[Records from a collection]
╔══

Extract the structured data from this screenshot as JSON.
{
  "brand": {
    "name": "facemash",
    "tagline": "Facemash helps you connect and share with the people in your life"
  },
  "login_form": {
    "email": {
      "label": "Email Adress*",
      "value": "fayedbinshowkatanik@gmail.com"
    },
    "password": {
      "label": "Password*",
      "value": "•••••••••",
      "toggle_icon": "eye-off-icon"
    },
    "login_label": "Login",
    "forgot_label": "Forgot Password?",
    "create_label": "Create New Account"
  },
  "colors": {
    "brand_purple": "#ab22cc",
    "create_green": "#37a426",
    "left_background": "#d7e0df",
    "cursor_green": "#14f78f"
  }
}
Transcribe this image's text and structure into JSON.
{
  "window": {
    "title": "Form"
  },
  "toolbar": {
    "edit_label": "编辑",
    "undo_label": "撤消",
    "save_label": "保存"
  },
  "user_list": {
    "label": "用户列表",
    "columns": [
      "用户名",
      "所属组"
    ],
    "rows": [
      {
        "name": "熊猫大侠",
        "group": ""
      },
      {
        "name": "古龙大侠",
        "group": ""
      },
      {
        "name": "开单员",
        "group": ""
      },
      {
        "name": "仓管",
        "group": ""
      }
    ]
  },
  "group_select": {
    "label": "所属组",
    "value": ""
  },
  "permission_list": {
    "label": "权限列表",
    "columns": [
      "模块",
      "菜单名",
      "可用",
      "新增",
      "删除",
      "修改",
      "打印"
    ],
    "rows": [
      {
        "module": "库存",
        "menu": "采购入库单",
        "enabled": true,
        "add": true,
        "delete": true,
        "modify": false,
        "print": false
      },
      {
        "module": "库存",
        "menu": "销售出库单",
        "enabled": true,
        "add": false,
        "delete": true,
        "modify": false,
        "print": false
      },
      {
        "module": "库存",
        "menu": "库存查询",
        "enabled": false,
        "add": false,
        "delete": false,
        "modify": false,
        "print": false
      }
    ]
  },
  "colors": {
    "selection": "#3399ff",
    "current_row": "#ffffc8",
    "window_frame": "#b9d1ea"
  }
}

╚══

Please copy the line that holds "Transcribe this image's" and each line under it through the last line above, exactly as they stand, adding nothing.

Transcribe this image's text and structure into JSON.
{
  "window": {
    "title": "Form"
  },
  "toolbar": {
    "edit_label": "编辑",
    "undo_label": "撤消",
    "save_label": "保存"
  },
  "user_list": {
    "label": "用户列表",
    "columns": [
      "用户名",
      "所属组"
    ],
    "rows": [
      {
        "name": "熊猫大侠",
        "group": ""
      },
      {
        "name": "古龙大侠",
        "group": ""
      },
      {
        "name": "开单员",
        "group": ""
      },
      {
        "name": "仓管",
        "group": ""
      }
    ]
  },
  "group_select": {
    "label": "所属组",
    "value": ""
  },
  "permission_list": {
    "label": "权限列表",
    "columns": [
      "模块",
      "菜单名",
      "可用",
      "新增",
      "删除",
      "修改",
      "打印"
    ],
    "rows": [
      {
        "module": "库存",
        "menu": "采购入库单",
        "enabled": true,
        "add": true,
        "delete": true,
        "modify": false,
        "print": false
      },
      {
        "module": "库存",
        "menu": "销售出库单",
        "enabled": true,
        "add": false,
        "delete": true,
        "modify": false,
        "print": false
      },
      {
        "module": "库存",
        "menu": "库存查询",
        "enabled": false,
        "add": false,
        "delete": false,
        "modify": false,
        "print": false
      }
    ]
  },
  "colors": {
    "selection": "#3399ff",
    "current_row": "#ffffc8",
    "window_frame": "#b9d1ea"
  }
}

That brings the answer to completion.